Several leading Republicans and conservatives, such as George Will and Sen. Chuck Hagel, R-Neb., oppose the amendment, seeing it as a clear violation of federalist principles.
-Leading legal scholars agree that the amendment could forever invalidate civil unions or other legal protections for same-sex couples, like the right to partner health benefits or fair taxation upon the death of a partner – even if state legislatures passed them and voters approved them.
-In a post-Sept. 11 world, it is very telling and shameful that the far right has nothing better to focus its energies on than introducing a gratuitous anti-gay constitutional amendment.
-There is no groundswell of support for such an amendment except from anti-gay extremists. More than half the country, or 51 percent, favors allowing same-sex couples to form civil unions and receive the same basic legal rights as married couples, according to a Washington Post-ABC News poll released March 10, 2004. Fifty-two percent of those polled in the March 4-7 survey oppose amending the U.S. Constitution to ban same-sex marriages and say the issue should be left up to the states. Same-sex marriage ranks as the least important of a dozen issues, including the economy, health care and the war on terrorism, it found.
-A majority of Hispanics in the United States oppose amending the U.S. Constitution to ban same-sex marriages, according to an NBC News-Wall Street Journal poll. Fifty-three percent of Hispanics surveyed said they are against such a move, the March 6-8, 2004, survey found. In addition, Catholics are evenly split, on the amendment, with 48 percent opposed and 48 percent supportive of the amendment.
-A Gallup Poll released in May 2003 showed that six in 10 Americans support giving same-sex couples the same legal rights as married heterosexual couples "regarding health care benefits and Social Security survivor benefits." The poll also showed that the country is evenly split, 49 percent in favor and 49 percent against, on allowing same-sex couples to legally form civil unions, giving them some of the legal rights of marriage.
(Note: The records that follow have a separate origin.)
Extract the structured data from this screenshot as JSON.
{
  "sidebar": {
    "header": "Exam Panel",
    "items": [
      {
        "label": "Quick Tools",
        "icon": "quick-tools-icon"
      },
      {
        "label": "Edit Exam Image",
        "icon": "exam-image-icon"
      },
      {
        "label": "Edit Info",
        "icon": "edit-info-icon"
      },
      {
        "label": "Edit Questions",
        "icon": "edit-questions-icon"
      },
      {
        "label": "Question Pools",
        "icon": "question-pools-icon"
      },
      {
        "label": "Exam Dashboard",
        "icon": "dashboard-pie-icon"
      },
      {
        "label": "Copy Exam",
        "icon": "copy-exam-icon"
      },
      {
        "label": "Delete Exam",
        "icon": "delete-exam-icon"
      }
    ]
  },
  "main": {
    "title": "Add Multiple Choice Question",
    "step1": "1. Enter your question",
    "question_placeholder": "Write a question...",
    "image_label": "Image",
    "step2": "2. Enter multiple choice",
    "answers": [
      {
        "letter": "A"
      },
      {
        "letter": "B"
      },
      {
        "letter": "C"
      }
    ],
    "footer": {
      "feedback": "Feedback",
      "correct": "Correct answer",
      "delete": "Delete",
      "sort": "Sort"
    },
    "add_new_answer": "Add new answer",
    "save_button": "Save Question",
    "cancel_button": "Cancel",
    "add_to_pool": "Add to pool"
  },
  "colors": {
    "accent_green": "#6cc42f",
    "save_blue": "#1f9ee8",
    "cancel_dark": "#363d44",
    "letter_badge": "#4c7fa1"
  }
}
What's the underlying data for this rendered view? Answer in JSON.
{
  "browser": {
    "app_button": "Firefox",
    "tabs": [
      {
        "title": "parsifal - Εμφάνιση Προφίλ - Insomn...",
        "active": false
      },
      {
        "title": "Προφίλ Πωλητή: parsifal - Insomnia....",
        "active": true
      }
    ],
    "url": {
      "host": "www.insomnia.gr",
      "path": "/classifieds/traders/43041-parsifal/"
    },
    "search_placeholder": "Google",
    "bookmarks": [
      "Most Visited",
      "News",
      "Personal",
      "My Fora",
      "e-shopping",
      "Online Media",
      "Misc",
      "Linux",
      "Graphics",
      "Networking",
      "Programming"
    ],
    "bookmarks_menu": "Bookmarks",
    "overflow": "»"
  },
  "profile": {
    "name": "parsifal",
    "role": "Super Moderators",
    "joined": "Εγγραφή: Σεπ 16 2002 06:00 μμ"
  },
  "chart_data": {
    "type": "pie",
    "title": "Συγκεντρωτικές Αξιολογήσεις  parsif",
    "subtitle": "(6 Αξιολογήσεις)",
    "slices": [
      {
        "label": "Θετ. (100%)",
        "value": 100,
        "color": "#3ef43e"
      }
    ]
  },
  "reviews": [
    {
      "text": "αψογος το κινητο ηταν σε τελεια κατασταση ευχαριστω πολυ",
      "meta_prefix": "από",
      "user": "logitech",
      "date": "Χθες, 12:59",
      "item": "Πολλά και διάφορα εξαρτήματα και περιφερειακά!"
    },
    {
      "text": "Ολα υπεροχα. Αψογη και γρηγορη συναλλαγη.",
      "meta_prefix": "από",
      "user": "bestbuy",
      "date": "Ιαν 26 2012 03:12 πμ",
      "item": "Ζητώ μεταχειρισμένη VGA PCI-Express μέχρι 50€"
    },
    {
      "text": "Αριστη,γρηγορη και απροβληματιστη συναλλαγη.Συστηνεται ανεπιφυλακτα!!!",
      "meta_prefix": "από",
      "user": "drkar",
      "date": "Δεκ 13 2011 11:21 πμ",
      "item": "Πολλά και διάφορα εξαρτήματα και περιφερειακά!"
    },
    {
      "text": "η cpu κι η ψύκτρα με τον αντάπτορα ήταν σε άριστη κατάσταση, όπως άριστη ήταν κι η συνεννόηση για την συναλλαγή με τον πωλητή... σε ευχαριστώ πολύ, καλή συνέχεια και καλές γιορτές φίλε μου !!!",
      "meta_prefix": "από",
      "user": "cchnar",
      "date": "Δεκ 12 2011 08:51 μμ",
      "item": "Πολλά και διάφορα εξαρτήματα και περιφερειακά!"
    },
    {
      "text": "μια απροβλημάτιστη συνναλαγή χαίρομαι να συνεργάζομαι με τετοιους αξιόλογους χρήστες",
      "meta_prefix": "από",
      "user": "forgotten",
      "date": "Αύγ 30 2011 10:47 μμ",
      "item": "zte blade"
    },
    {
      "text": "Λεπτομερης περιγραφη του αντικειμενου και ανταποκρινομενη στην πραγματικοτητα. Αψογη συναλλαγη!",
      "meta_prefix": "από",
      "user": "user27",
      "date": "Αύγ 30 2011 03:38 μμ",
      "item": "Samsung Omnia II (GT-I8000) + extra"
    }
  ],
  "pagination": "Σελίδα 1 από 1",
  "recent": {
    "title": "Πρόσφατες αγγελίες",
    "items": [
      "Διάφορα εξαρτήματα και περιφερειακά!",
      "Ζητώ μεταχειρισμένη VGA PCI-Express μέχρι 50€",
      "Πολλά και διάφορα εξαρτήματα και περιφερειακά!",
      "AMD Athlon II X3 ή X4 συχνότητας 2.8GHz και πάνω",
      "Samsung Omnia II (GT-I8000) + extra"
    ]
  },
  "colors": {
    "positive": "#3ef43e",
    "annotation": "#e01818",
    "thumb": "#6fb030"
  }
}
This is the strongest support to date in favor of gay and lesbian relationship recognition. In a Gallup Poll from May 2002, 46 percent of Americans favored civil unions, while 51 percent opposed them.
-Although anti-gay forces are trying desperately to make marriage a divisive election issue, a September 2003 Gallup poll showed that only 12 percent of Americans felt that policies toward gays and lesbians were an important election issue, while almost half of those polled cited the economy, the war on terrorism, the situation in Iraq, creating jobs and education as the important issues in the 2004 election.
-Past polling has shown that 90 percent of voters support hospital visitation for same-sex partners; and 66 percent support inheritance rights for same-sex couples.
Next week, the U.S. Senate is scheduled to vote on the Federal Marriage Amendment (FMA). This coming Monday (7/12) has been unofficially dubbed "Call Your Senator Day" -- literally hundreds of thousands of conservatives nationwide will be calling in to tell their Senators how to vote on the FMA. YOU need to be the counter balance!
After you sign the petition, in the "Write your reps" block in the lower right side bar you can locate your Representative's and Senator's contact information. (This is located on the mainpage of Any Which Way ) Contact them this Monday, 7/12/04 and let them know you believe marriage is a right, not a privelege that can be granted or taken away. Even convicted murderers, rapists, and criminals of the worst kind can be married. Even, in some states,young teenagers can be married. But the evangelical religious right makes the case, based on their bible, that gay marriage is wrong.
Don't let them force their religious beliefs on the rest of the country. With everything going on at this time in our country's history, Congress has better things to worry about than whether or not the love of two people for each other will be recognized by the state. Let them know you want them to kill this amendment and get back to work!
Keep your bible off my laws!
Thanks for all you do!
deuddersun & damagster, scroff & ruthalla